* TASK DETAILS *
What lines of the data below hold the string "JSON"? Copy each one.

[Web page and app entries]
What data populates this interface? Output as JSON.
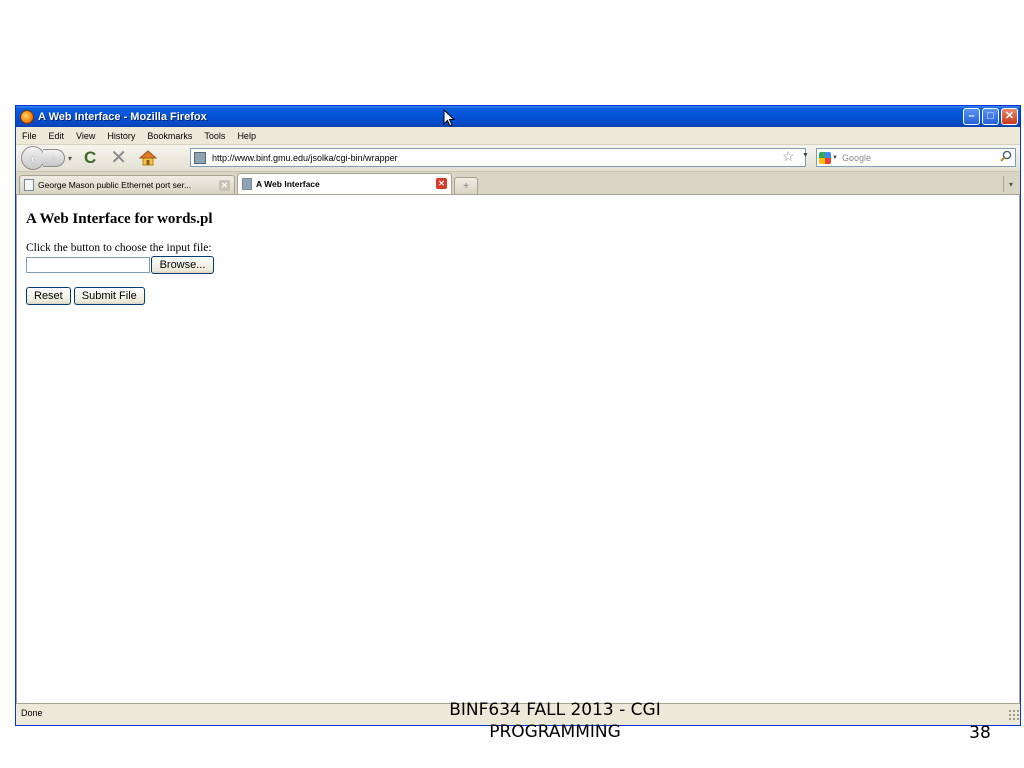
{
  "window": {
    "title": "A Web Interface - Mozilla Firefox",
    "minimize": "–",
    "maximize": "□",
    "close": "✕"
  },
  "menu": {
    "items": [
      "File",
      "Edit",
      "View",
      "History",
      "Bookmarks",
      "Tools",
      "Help"
    ]
  },
  "navbar": {
    "url": "http://www.binf.gmu.edu/jsolka/cgi-bin/wrapper",
    "search_placeholder": "Google"
  },
  "tabs": [
    {
      "label": "George Mason public Ethernet port ser...",
      "active": false
    },
    {
      "label": "A Web Interface",
      "active": true
    }
  ],
  "page": {
    "heading": "A Web Interface for words.pl",
    "instruction": "Click the button to choose the input file:",
    "browse_label": "Browse...",
    "reset_label": "Reset",
    "submit_label": "Submit File"
  },
  "status": {
    "text": "Done"
  },
  "slide": {
    "footer_line1": "BINF634 FALL 2013 - CGI",
    "footer_line2": "PROGRAMMING",
    "number": "38"
  },
  "icons": {
    "firefox": "firefox-icon",
    "back": "back-arrow-icon",
    "forward": "forward-arrow-icon",
    "reload": "reload-icon",
    "stop": "stop-icon",
    "home": "home-icon",
    "bookmark_star": "star-icon",
    "search": "magnifier-icon"
  }
}
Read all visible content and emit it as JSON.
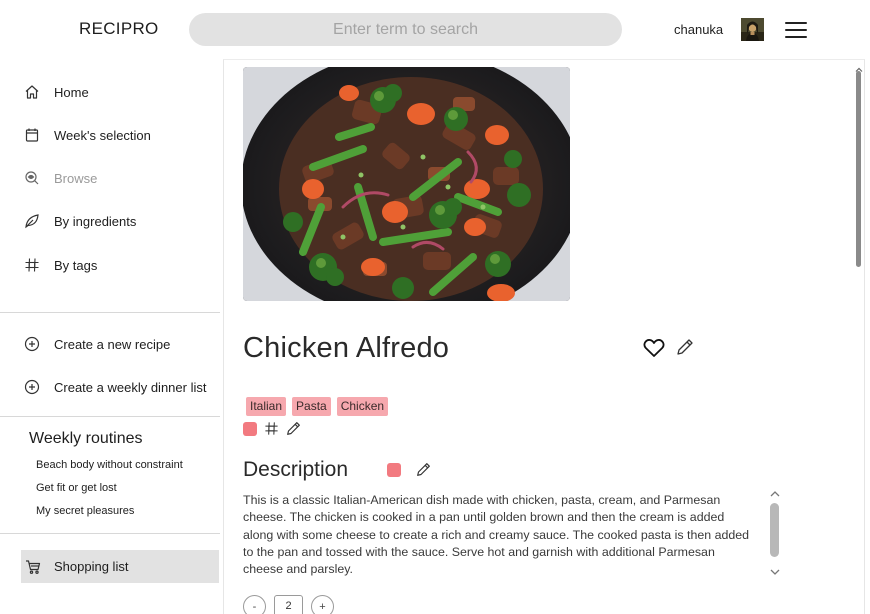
{
  "header": {
    "logo": "RECIPRO",
    "search_placeholder": "Enter term to search",
    "username": "chanuka"
  },
  "sidebar": {
    "nav": [
      {
        "label": "Home",
        "icon": "home-icon"
      },
      {
        "label": "Week's selection",
        "icon": "calendar-icon"
      },
      {
        "label": "Browse",
        "icon": "browse-icon",
        "state": "disabled"
      },
      {
        "label": "By ingredients",
        "icon": "leaf-icon"
      },
      {
        "label": "By tags",
        "icon": "hashtag-icon"
      }
    ],
    "actions": [
      {
        "label": "Create a new recipe",
        "icon": "plus-circle-icon"
      },
      {
        "label": "Create a weekly dinner list",
        "icon": "plus-circle-icon"
      }
    ],
    "routines_title": "Weekly routines",
    "routines": [
      "Beach body without constraint",
      "Get fit or get lost",
      "My secret pleasures"
    ],
    "shopping_label": "Shopping list",
    "shopping_icon": "cart-icon"
  },
  "recipe": {
    "title": "Chicken Alfredo",
    "tags": [
      "Italian",
      "Pasta",
      "Chicken"
    ],
    "description_heading": "Description",
    "description": "This is a classic Italian-American dish made with chicken, pasta, cream, and Parmesan cheese. The chicken is cooked in a pan until golden brown and then the cream is added along with some cheese to create a rich and creamy sauce. The cooked pasta is then added to the pan and tossed with the sauce. Serve hot and garnish with additional Parmesan cheese and parsley.",
    "servings": {
      "minus": "-",
      "value": "2",
      "plus": "+"
    }
  },
  "colors": {
    "tag_bg": "#f6a8ae",
    "swatch": "#f27a80",
    "search_bg": "#e2e2e2"
  }
}
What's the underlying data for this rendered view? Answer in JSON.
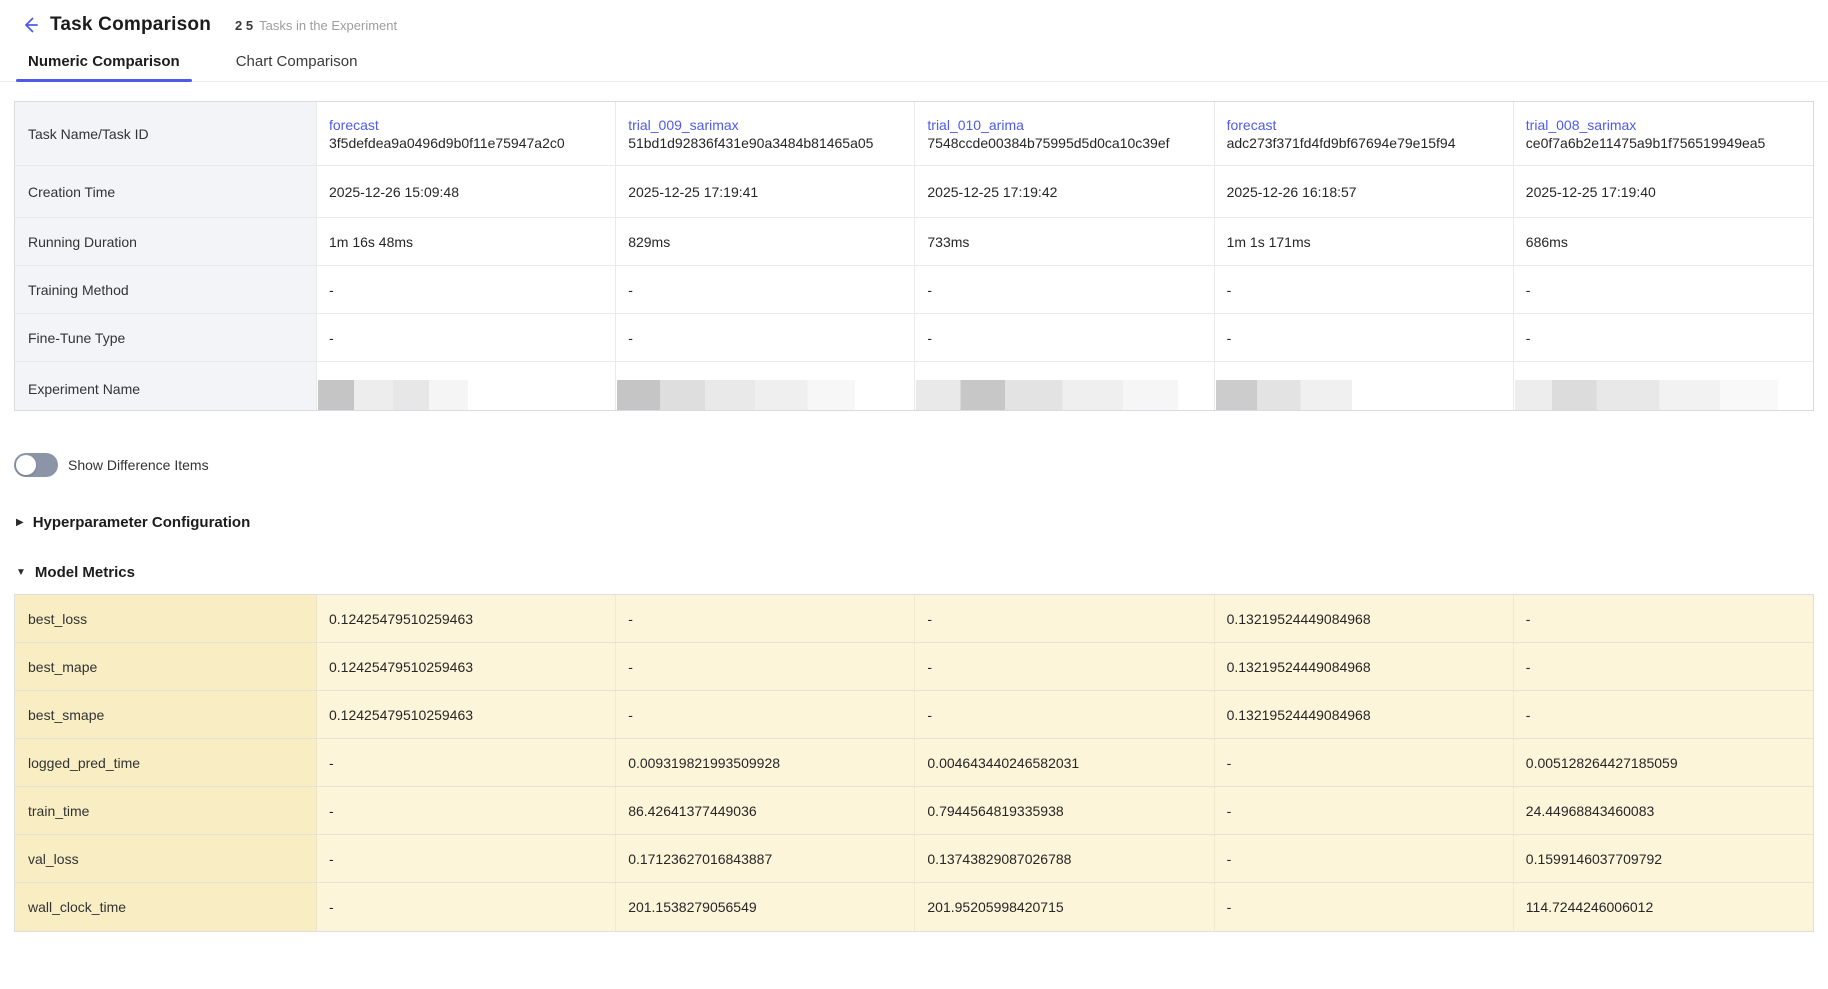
{
  "colors": {
    "accent": "#4e5be7",
    "label_col_bg": "#f3f4f7",
    "metrics_label_bg": "#f8edc3",
    "metrics_cell_bg": "#fcf5da",
    "toggle_off_track": "#8c95a8"
  },
  "header": {
    "back_icon": "arrow-left",
    "title": "Task Comparison",
    "count": "2 5",
    "count_suffix": "Tasks in the Experiment"
  },
  "tabs": [
    {
      "label": "Numeric Comparison",
      "active": true
    },
    {
      "label": "Chart Comparison",
      "active": false
    }
  ],
  "info_table": {
    "rows": [
      {
        "type": "task",
        "label": "Task Name/Task ID",
        "tasks": [
          {
            "name": "forecast",
            "id": "3f5defdea9a0496d9b0f11e75947a2c0"
          },
          {
            "name": "trial_009_sarimax",
            "id": "51bd1d92836f431e90a3484b81465a05"
          },
          {
            "name": "trial_010_arima",
            "id": "7548ccde00384b75995d5d0ca10c39ef"
          },
          {
            "name": "forecast",
            "id": "adc273f371fd4fd9bf67694e79e15f94"
          },
          {
            "name": "trial_008_sarimax",
            "id": "ce0f7a6b2e11475a9b1f756519949ea5"
          }
        ]
      },
      {
        "type": "plain",
        "tall": true,
        "label": "Creation Time",
        "values": [
          "2025-12-26 15:09:48",
          "2025-12-25 17:19:41",
          "2025-12-25 17:19:42",
          "2025-12-26 16:18:57",
          "2025-12-25 17:19:40"
        ]
      },
      {
        "type": "plain",
        "label": "Running Duration",
        "values": [
          "1m 16s 48ms",
          "829ms",
          "733ms",
          "1m 1s 171ms",
          "686ms"
        ]
      },
      {
        "type": "plain",
        "label": "Training Method",
        "values": [
          "-",
          "-",
          "-",
          "-",
          "-"
        ]
      },
      {
        "type": "plain",
        "label": "Fine-Tune Type",
        "values": [
          "-",
          "-",
          "-",
          "-",
          "-"
        ]
      },
      {
        "type": "loading",
        "label": "Experiment Name"
      }
    ]
  },
  "toggle": {
    "label": "Show Difference Items",
    "state": "off"
  },
  "sections": [
    {
      "label": "Hyperparameter Configuration",
      "collapsed": true,
      "icon": "caret-right",
      "glyph": "▶"
    },
    {
      "label": "Model Metrics",
      "collapsed": false,
      "icon": "caret-down",
      "glyph": "▼"
    }
  ],
  "metrics_table": {
    "rows": [
      {
        "label": "best_loss",
        "values": [
          "0.12425479510259463",
          "-",
          "-",
          "0.13219524449084968",
          "-"
        ]
      },
      {
        "label": "best_mape",
        "values": [
          "0.12425479510259463",
          "-",
          "-",
          "0.13219524449084968",
          "-"
        ]
      },
      {
        "label": "best_smape",
        "values": [
          "0.12425479510259463",
          "-",
          "-",
          "0.13219524449084968",
          "-"
        ]
      },
      {
        "label": "logged_pred_time",
        "values": [
          "-",
          "0.009319821993509928",
          "0.004643440246582031",
          "-",
          "0.005128264427185059"
        ]
      },
      {
        "label": "train_time",
        "values": [
          "-",
          "86.42641377449036",
          "0.7944564819335938",
          "-",
          "24.44968843460083"
        ]
      },
      {
        "label": "val_loss",
        "values": [
          "-",
          "0.17123627016843887",
          "0.13743829087026788",
          "-",
          "0.1599146037709792"
        ]
      },
      {
        "label": "wall_clock_time",
        "values": [
          "-",
          "201.1538279056549",
          "201.95205998420715",
          "-",
          "114.7244246006012"
        ]
      }
    ]
  }
}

* EXPECTED ANSWER *
What data populates this interface? Output as JSON.
Read all visible content and emit it as JSON.
What's the underlying data for this rendered view? Answer in JSON.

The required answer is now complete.